Win a copy of Programmer's Guide to Java SE 8 Oracle Certified Associate (OCA) this week in the OCAJP forum!
  • Post Reply
  • Bookmark Topic Watch Topic
  • New Topic

returning a generic collection

 
Rachel Glenn
Ranch Hand
Posts: 95
  • Mark post as helpful
  • send pies
  • Quote
  • Report post to moderator
Suppose I have a function as follows:


Why can't I declare the variable output as an ArrayList<Integer> ? Why must it be declared as List<Integer> in order for it to compile?

 
Bear Bibeault
Author and ninkuma
Marshal
Pie
Posts: 65105
89
IntelliJ IDE Java jQuery Mac Mac OS X
  • Mark post as helpful
  • send pies
  • Quote
  • Report post to moderator
Because that's what the method returns. How can the compiler be sure that it will be any particular List implementation? It's not going to peek into the method to see what's actually being created.

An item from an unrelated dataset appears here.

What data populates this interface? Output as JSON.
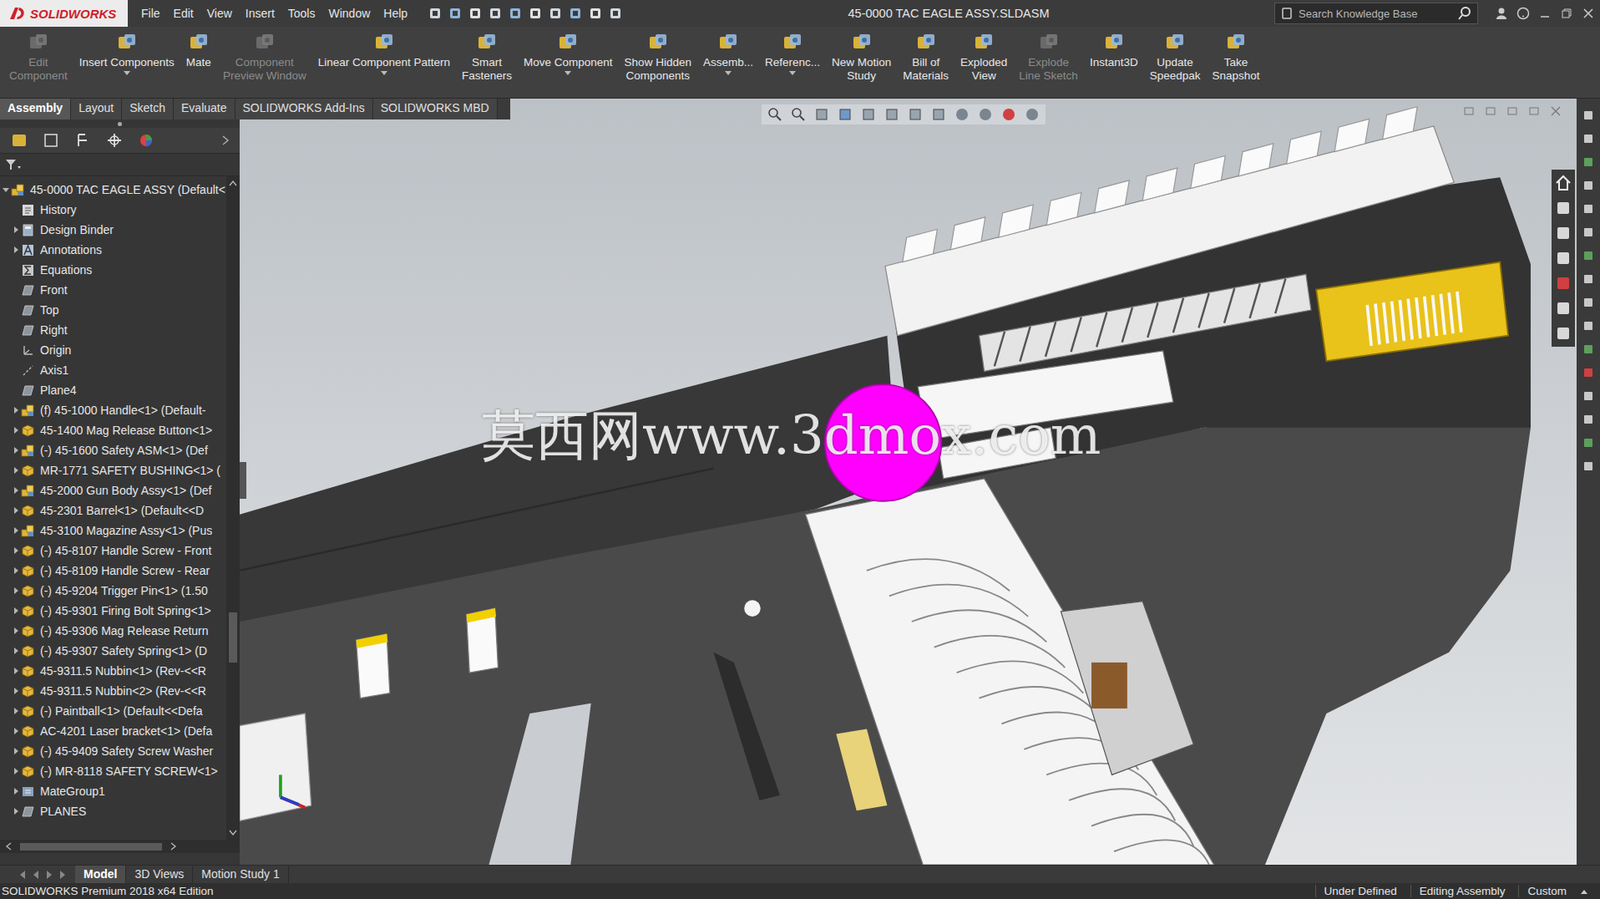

P.S. The parameter should also be declared as a List unless there's a very good reason it has to be an ArrayList implementation.
 
Rachel Glenn
Ranch Hand
Posts: 95
  • Mark post as helpful
  • send pies
  • Quote
  • Report post to moderator
ok I see. Because the function could have actually created a LinkedList<Integer>, and so by declaring the output variable as List<Integer>, it would be handled correctly.
 
Bear Bibeault
Author and ninkuma
Marshal
Pie
Posts: 65105
89
IntelliJ IDE Java jQuery Mac Mac OS X
  • Mark post as helpful
  • send pies
  • Quote
  • Report post to moderator
Correct. All anyone calling the method needs to know is that it is an implementation of List. Which one is moot.
 
  • Post Reply
  • Bookmark Topic Watch Topic
  • New Topic